It all began with a run of canapes, each following the other as naturally as a peal of bells: a little pot of creamy, gently garlicky espuma topped with toasty puffed grains that felt like an oblique take on garlic bread; airy tapioca crisps topped with taramasalata – all blousy pink and seductive smokiness – and then one of the best gougeres I have ever tasted – crisp and airy as a Yorkshire pud, and filled with gloriously pungent, molten goats cheese. I was floored.
Next up came a basket of bread, and my only gripe about the whole meal is that we were given just one go at it. Sarah chose tomato bread while I opted for a caramelised onion spiral that unravelled in layers of sweet-umami, crusty warmth.
The first starter was billed as ‘liquid pea’ ravioli with Parmesan foam, sage and Serrano ham: a fat pillow of silken pasta which spilled out a verdant pea puree – perfectly seasoned, and evocative of fresh peas eaten straight from the pod. The parmesan foam, crisped serrano and crunchy sage leaves rounded up the flavours but also added textural interest – something that Sommerin has mastered every bit as much as flavours and seasoning.
Next came butter poached lobster with pureed sweetcorn, lobster bisque, broccoli and sweet/tart marinated carrot.
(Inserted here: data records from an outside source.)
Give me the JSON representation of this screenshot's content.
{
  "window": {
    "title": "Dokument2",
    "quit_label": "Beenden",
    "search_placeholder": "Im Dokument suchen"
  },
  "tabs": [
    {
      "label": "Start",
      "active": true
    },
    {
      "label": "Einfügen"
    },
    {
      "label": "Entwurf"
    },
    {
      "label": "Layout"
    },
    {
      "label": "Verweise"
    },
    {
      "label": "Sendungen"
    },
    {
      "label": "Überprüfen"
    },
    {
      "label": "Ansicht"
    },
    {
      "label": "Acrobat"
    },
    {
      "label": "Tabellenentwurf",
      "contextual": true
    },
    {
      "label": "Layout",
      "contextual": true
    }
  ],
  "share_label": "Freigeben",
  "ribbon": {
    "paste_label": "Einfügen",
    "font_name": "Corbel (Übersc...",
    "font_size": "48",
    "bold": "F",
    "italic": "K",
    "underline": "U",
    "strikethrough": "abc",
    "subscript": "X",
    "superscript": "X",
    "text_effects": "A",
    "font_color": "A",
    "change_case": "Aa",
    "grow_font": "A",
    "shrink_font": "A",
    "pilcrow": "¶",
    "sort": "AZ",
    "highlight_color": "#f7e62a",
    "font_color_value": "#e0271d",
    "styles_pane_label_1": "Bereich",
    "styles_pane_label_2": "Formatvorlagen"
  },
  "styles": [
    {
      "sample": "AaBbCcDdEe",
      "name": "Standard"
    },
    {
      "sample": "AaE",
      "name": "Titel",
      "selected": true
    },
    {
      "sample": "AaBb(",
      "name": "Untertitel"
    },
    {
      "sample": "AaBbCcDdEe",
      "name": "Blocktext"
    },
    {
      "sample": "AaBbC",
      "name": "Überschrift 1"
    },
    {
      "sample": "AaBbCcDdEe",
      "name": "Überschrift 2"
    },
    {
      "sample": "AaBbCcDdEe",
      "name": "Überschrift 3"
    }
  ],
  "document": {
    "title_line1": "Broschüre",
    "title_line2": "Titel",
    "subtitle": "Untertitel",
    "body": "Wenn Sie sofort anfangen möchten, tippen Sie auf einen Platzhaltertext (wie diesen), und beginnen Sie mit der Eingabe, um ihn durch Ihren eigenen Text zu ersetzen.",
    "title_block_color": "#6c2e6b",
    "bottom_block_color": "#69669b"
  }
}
It was faultless, the bisque speaking of shellfish bubbled for hours on the hob – all buttery, deep, velvety goodness.
Staying with the seafood theme, the next course was making its debut on the menu that day, and we urged them to make it a regular fixture. It combined lightly pan-fried scallop with matchsticks of fresh apple – and a rich caviar sauce was spooned over by chef Sommerin himself at the table. A perfect pairing of sweet and salty, it was technically faultless and a joy to eat – real melt-in-the-mouth perfection.
Onwards we went, marvelling at Sommerin’s inability to sound a single duff note. The main course was Welsh lamb – rosy pink, juicy and tender – teamed with broad beans, wafer thin slices of turnip and a showstopping cumin sauce – darkly rich, intense, subtly perfumed and with a hint of sweetness, it rendered flavours in such vibrant technicolour that I felt certain subsequent meals in other places would seem monochrome.
Vivid flavours are, for me, one of the most important markers of cheffy brilliance, and Sommerin achieves these at dessert just as confidently as with his savoury dishes. The first of two puddings was a deconstructed lemon tart – quenelles of perfectly sweet/sharp lemon tart filling and a lemon cream, little dollops of liquid meringue, a sprinkling of sable crumbs and – joy of joys – fat, jewel-like fermented blueberries.
Then came simply the best soufflé I have ever eaten: a great cumulus cloud of a thing with a dollop of rosemary ice cream popped in the middle. As you ate your way down you reached a rich, tangy burst of raspberry coulis, and the soufflé itself was flavoured with raspberries, while its outside was crisped to sugary perfection.
What more can I say? We could have – should have – lingered over the marvellous looking petits fours we saw arriving at other tables, but time and budget were running short, so we called time on our visit, vowing to return again soon. Restaurant James Sommerin has guest rooms, and I can imagine few better ways to enjoy a decadent weekend than with a room and a meal here. Penarth has something truly special in this restaurant, and Sommerin now ranks alongside Ynyshir Hall’s Gareth Ward as one of my favourite chefs in Wales. At £70 for six courses of unremitting brilliance, I’d say this is outstanding value, and I urge you to try it, soon. You won’t be disappointed.